(Beginning of TASK INPUTS)

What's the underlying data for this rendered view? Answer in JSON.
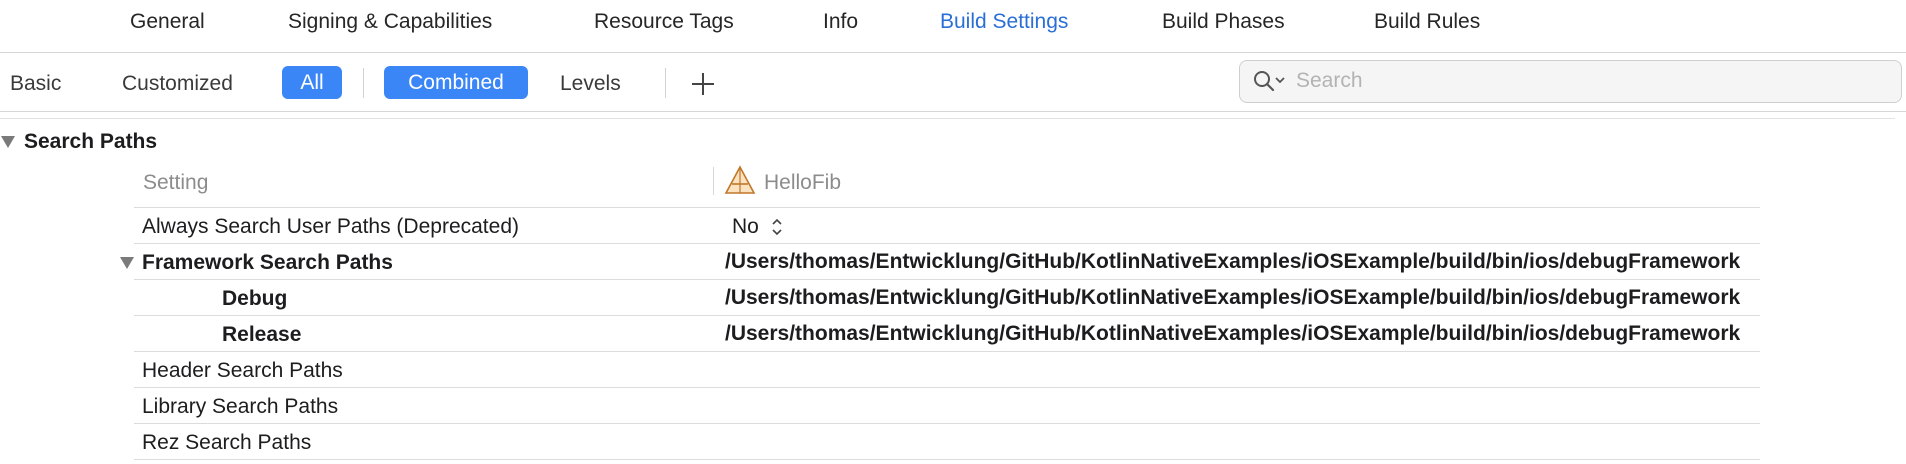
{
  "tabs": [
    {
      "label": "General",
      "active": false
    },
    {
      "label": "Signing & Capabilities",
      "active": false
    },
    {
      "label": "Resource Tags",
      "active": false
    },
    {
      "label": "Info",
      "active": false
    },
    {
      "label": "Build Settings",
      "active": true
    },
    {
      "label": "Build Phases",
      "active": false
    },
    {
      "label": "Build Rules",
      "active": false
    }
  ],
  "filters": {
    "basic": "Basic",
    "customized": "Customized",
    "all": "All",
    "combined": "Combined",
    "levels": "Levels"
  },
  "search": {
    "placeholder": "Search",
    "value": ""
  },
  "section": {
    "title": "Search Paths"
  },
  "table": {
    "header_setting": "Setting",
    "header_target": "HelloFib",
    "rows": [
      {
        "name": "Always Search User Paths (Deprecated)",
        "value": "No"
      },
      {
        "name": "Framework Search Paths",
        "value": "/Users/thomas/Entwicklung/GitHub/KotlinNativeExamples/iOSExample/build/bin/ios/debugFramework"
      },
      {
        "name": "Debug",
        "value": "/Users/thomas/Entwicklung/GitHub/KotlinNativeExamples/iOSExample/build/bin/ios/debugFramework"
      },
      {
        "name": "Release",
        "value": "/Users/thomas/Entwicklung/GitHub/KotlinNativeExamples/iOSExample/build/bin/ios/debugFramework"
      },
      {
        "name": "Header Search Paths",
        "value": ""
      },
      {
        "name": "Library Search Paths",
        "value": ""
      },
      {
        "name": "Rez Search Paths",
        "value": ""
      }
    ]
  },
  "colors": {
    "accent": "#3b86f7",
    "active_tab": "#2a6fd6"
  },
  "icons": [
    "plus-icon",
    "search-icon",
    "disclosure-triangle-icon",
    "target-app-icon",
    "stepper-icon"
  ]
}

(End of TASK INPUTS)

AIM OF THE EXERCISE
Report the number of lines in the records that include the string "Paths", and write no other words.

TASK SOLUTION
6